By contrast, during his campaign, Delgado has repeatedly said that he is “pro-Israel and pro-peace”, has “deep personal and family connections” to Israel, and has pledged to safeguard Israel’s security, which he claims is “profoundly in America’s national interest.” So, it’s entirely reasonable to treat his outrageous remarks this week as a blunder—especially now that’s he’s clarified what he meant and says that he didn’t intend to disparage Israel.

Bottom line: Congressional hopeful Antonio Delgado’s comments about Israel this week during a debate with Republican Rep. John Faso were nonsensical and Faso knocked it out of the ballpark in his rebuttal. Still, that doesn’t mean that Delgado wants to destroy the “strong relationship between the United States and Israel” in the way that Rep. Betty McCollum and the extreme left-wing of the Democratic Party do.

Miriam F. Elman is an Associate Professor of Political Science and the Inaugural Robert D. McClure Professor of Teaching Excellence at the Maxwell School of Citizenship & Public Affairs, Syracuse University.
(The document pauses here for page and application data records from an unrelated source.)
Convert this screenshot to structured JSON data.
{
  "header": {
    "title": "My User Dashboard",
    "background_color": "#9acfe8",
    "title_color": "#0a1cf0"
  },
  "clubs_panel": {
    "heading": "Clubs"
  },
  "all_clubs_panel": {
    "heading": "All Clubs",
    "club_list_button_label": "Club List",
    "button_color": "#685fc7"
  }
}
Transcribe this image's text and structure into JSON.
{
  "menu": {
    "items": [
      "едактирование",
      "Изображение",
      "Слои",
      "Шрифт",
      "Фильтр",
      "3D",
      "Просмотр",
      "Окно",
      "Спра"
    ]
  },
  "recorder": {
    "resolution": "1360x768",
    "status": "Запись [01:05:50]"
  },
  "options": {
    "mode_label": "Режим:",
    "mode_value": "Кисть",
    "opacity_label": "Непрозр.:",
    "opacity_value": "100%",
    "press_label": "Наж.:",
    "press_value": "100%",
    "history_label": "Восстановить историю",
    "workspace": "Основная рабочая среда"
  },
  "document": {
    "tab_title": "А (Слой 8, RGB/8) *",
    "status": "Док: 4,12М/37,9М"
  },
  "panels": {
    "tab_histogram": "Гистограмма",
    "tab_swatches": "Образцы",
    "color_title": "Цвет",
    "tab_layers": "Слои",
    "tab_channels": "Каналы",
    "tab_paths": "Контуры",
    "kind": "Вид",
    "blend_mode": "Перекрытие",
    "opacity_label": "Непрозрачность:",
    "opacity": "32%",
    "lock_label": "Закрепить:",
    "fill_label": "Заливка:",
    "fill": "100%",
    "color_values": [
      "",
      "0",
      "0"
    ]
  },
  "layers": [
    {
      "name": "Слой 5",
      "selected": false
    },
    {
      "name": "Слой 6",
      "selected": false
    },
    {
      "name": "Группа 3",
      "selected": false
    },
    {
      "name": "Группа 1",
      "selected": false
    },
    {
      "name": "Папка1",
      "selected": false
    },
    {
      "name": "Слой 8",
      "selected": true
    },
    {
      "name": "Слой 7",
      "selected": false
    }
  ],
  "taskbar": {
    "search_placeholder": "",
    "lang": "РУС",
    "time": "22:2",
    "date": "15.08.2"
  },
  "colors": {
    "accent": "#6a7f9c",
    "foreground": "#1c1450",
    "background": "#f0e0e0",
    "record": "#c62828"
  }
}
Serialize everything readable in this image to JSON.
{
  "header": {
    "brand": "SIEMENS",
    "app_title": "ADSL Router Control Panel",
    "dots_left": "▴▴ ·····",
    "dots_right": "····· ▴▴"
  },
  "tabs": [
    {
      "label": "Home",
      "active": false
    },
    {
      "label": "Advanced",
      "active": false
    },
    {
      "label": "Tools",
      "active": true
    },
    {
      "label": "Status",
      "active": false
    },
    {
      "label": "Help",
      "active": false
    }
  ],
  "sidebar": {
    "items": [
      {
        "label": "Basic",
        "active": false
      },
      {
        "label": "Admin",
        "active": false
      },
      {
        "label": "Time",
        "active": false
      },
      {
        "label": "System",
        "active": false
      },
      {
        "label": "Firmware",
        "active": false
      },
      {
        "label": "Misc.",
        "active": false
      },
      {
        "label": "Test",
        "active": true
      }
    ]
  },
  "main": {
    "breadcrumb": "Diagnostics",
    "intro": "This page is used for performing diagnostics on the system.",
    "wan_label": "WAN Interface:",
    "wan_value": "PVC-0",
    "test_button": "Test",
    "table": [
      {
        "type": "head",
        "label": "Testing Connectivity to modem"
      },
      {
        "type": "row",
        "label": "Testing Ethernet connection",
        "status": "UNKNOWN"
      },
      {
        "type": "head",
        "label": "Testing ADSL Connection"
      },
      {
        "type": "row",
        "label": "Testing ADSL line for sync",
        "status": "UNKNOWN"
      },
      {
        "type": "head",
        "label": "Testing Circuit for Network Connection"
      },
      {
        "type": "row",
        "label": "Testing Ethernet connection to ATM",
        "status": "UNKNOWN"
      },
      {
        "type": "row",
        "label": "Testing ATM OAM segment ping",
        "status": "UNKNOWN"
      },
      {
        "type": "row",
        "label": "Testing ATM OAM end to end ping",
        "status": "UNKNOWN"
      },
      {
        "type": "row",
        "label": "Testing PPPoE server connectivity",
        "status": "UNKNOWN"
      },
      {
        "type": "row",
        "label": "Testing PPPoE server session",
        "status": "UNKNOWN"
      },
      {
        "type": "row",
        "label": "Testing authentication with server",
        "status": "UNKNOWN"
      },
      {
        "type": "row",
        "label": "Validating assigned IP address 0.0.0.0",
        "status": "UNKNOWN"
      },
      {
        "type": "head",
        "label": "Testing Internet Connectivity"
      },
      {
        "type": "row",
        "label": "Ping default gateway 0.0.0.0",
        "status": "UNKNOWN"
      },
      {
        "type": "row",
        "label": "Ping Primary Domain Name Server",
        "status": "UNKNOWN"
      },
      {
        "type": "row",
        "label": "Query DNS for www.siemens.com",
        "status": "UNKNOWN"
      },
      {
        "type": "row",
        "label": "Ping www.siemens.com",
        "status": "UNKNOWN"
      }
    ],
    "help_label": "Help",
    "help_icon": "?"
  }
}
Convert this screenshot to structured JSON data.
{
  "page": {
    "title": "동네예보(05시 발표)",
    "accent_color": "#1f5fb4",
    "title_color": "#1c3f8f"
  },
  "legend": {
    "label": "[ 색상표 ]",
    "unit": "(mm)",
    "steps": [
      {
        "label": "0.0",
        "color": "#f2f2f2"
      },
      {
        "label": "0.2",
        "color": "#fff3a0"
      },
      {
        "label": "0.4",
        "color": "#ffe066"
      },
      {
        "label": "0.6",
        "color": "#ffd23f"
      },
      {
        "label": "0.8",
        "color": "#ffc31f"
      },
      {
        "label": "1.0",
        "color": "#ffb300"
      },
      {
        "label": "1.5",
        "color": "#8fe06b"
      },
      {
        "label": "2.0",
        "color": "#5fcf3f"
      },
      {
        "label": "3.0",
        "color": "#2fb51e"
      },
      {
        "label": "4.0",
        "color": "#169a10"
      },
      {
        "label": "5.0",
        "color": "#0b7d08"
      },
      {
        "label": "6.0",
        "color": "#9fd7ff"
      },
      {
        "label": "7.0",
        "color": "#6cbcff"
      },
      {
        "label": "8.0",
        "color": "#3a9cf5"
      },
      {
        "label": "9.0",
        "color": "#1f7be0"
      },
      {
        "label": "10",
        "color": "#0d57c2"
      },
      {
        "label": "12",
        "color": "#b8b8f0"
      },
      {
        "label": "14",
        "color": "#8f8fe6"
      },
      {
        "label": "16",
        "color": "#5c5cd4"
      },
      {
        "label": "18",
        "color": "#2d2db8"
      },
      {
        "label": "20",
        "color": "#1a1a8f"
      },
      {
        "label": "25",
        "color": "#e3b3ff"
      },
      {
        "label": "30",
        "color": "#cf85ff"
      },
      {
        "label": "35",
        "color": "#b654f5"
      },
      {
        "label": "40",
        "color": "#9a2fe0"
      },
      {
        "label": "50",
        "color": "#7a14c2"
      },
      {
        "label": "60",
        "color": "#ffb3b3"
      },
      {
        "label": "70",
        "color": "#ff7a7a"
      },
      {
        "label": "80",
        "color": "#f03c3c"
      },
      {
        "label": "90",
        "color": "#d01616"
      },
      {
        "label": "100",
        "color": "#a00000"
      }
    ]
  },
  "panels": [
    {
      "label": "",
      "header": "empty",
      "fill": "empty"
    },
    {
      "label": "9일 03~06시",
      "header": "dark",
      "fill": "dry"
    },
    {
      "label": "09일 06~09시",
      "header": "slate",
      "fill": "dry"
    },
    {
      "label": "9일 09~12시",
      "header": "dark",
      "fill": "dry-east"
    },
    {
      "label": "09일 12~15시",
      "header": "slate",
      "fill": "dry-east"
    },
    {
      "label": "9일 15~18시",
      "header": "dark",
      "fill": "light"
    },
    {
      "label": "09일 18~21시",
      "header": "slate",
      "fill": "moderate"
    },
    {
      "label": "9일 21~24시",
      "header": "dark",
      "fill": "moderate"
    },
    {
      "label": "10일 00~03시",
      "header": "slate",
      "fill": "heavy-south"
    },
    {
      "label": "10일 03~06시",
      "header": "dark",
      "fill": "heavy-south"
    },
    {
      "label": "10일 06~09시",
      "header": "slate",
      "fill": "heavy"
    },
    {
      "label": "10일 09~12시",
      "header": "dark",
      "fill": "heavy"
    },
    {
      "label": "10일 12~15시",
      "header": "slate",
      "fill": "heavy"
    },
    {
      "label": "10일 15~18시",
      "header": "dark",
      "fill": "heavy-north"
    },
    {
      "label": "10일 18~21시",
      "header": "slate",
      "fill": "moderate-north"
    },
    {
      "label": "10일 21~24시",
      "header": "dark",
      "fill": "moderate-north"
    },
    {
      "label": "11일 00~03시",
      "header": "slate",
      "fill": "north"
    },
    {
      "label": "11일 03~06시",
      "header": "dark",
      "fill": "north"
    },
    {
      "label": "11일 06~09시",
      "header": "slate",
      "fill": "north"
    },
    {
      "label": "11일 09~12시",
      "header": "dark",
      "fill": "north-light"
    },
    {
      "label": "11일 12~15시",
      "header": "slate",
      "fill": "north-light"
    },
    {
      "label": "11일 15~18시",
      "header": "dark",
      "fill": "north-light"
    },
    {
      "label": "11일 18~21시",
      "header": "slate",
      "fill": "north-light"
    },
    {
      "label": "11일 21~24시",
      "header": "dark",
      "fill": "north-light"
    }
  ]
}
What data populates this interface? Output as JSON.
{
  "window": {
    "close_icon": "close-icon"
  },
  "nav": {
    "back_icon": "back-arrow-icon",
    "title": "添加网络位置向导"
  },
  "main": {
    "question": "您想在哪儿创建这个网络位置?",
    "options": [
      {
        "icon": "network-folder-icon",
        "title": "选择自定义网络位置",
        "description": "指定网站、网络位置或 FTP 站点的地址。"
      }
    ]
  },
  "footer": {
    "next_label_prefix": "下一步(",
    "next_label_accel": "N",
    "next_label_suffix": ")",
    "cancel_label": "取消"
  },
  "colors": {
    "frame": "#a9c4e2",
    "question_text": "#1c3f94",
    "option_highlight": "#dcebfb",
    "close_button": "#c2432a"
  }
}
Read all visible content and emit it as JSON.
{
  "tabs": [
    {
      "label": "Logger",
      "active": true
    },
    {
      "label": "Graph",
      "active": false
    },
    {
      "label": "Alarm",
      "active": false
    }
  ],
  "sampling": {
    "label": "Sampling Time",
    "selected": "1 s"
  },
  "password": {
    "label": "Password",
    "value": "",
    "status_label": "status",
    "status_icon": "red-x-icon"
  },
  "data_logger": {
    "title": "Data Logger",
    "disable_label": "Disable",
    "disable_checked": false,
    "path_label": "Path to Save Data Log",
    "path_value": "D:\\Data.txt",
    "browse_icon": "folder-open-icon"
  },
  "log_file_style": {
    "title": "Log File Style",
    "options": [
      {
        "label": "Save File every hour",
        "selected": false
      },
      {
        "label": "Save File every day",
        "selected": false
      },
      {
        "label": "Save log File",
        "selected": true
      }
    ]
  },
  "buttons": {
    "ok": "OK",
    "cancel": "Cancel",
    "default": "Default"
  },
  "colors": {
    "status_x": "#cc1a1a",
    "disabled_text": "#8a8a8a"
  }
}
She is the editor of five books and the author of over 65 journal articles, book chapters, and government reports on topics related to international and national security, religion and politics, and the Israeli-Palestinian conflict. She also frequently speaks and writes on the Boycott, Divestment, and Sanctions (BDS) anti-Israel movement. Recently, Elman was included on the Algemeiner newspaper’s 2018 list of the top 100 people worldwide who are “positively influencing Jewish life.” Follow her on Facebook and Twitter @MiriamElman